Cap and trade: a failing gamble in Europe
posted at 8:25 am on August 5, 2008 by Ed Morrissey
With cap-and-trade policies coming from the presidential nominees of both parties, one might think that earlier adopters of these carbon-trading systems had enjoyed wild success. As Business Week reports, that’s not been the case in Europe, and people there have begun to worry. Like a Ponzi scheme, the only way that they can avoid taking huge losses in jobs and new businesses is if they can convince everyone to play along:
The continent’s bureaucrats hope their counterparts in China, India, and the US will embrace carbon regulation next year in Copenhagen.
The bureaucrats that run the European Union’s day-to-day business aren’t known for taking risks. Yet back in 2005, when they devised the EU Greenhouse Gas Emission Trading Scheme (EU ETS), these pencil pushers gambled that a cap-and-trade scheme would help cut the EU’s carbon dioxide emissions. Now, three years on, the environmental benefits from the EU ETS remain unclear: The continent’s CO2 output actually rose 1.1 percent last year. …
The continent has banked its financial future—and moral authority—on creating a low-carbon economy. This gamble’s efficacy now depends on the likes of China, India, and the U.S. deciding whether to embrace carbon trading. “Copenhagen will play a big part in showing that Europe’s creation of a cap-and-trade carbon market will pay off,” says Mark Spelman, global head of strategy at consultancy Accenture (ACN).
If, however, a global agreement for CO2 isn’t reached, many energy-intensive industries reckon their European businesses will be the only one to shoulder the higher costs needed to cut emissions. The extra financial burden eventually could send European jobs overseas and increase costs there.
That’s exactly what could happen here, as well.
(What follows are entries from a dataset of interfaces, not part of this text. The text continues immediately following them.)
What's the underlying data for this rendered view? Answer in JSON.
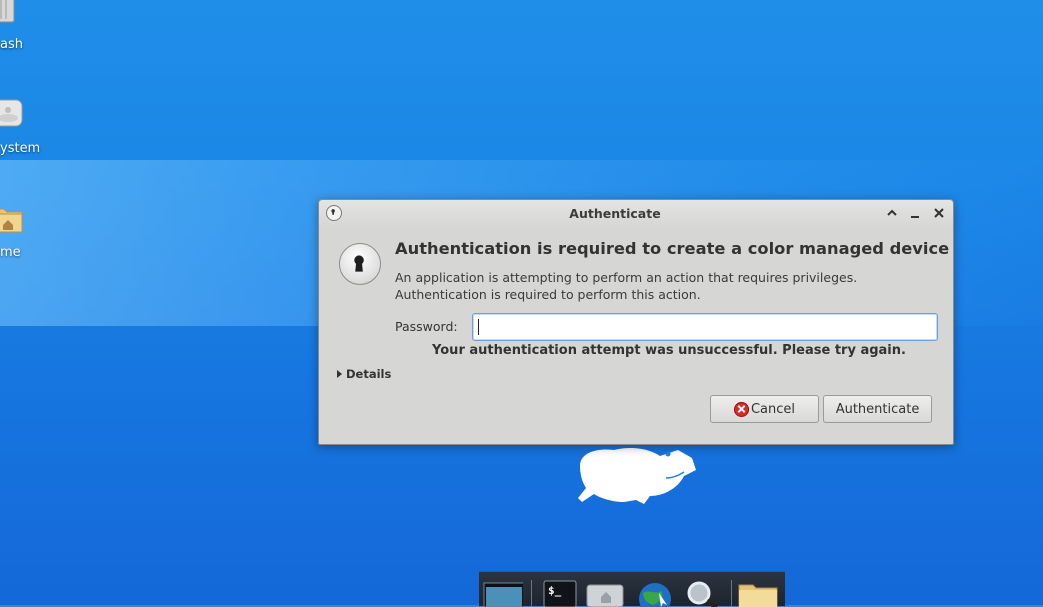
{
  "desktop": {
    "icons": [
      {
        "label": "ash",
        "icon": "trash-icon"
      },
      {
        "label": "ystem",
        "icon": "drive-icon"
      },
      {
        "label": "me",
        "icon": "home-folder-icon"
      }
    ]
  },
  "dialog": {
    "title": "Authenticate",
    "heading": "Authentication is required to create a color managed device",
    "body_line1": "An application is attempting to perform an action that requires privileges.",
    "body_line2": "Authentication is required to perform this action.",
    "password_label": "Password:",
    "password_value": "",
    "error_text": "Your authentication attempt was unsuccessful. Please try again.",
    "details_label": "Details",
    "cancel_label": "Cancel",
    "authenticate_label": "Authenticate"
  },
  "dock": {
    "items": [
      "show-desktop-icon",
      "terminal-icon",
      "file-manager-icon",
      "web-browser-icon",
      "search-icon",
      "folder-icon"
    ]
  },
  "colors": {
    "desktop_bg": "#1a86e6",
    "dialog_bg": "#d6d6d4",
    "focus_border": "#6aa0e0",
    "cancel_red": "#d62b2b"
  }
}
Assuming we implement a cap-and-trade system of any sort that burdens American businesses, those that have the ability to shift jobs overseas will do so, and the rest will fail in competition. This hurts small businesses the most, which have the least flexibility to outsource manufacturing operations, which will bear the brunt of any carbon capping system.
The same issue sunk Kyoto. Bill Clinton signed the treaty, but the Senate unanimously passed a resolution rejecting it, specifically because it did not bind China, India, and other developing nations to the same kinds of limitations. Ten years later, cap-and-trade still is exclusively Western, and the same economic risks remain.
Europe can’t even point to success in its own cap-and-trade system to entice the US or any of the developing nations. They’ve tried to cook the numbers by jiggering the baseline calculations for their metrics, but the truth is that carbon outputs have increased under the European system. Meanwhile, the US has cut emissions by 1.3% during the same period without a cap-and-trade system.
The EU hopes that the US doesn’t notice its failure, and that we use our clout to bring in a few more saps. At this point, the only thing that can save Europe’s business class is the hope that everyone else is too stupid to realize that they’re being conned.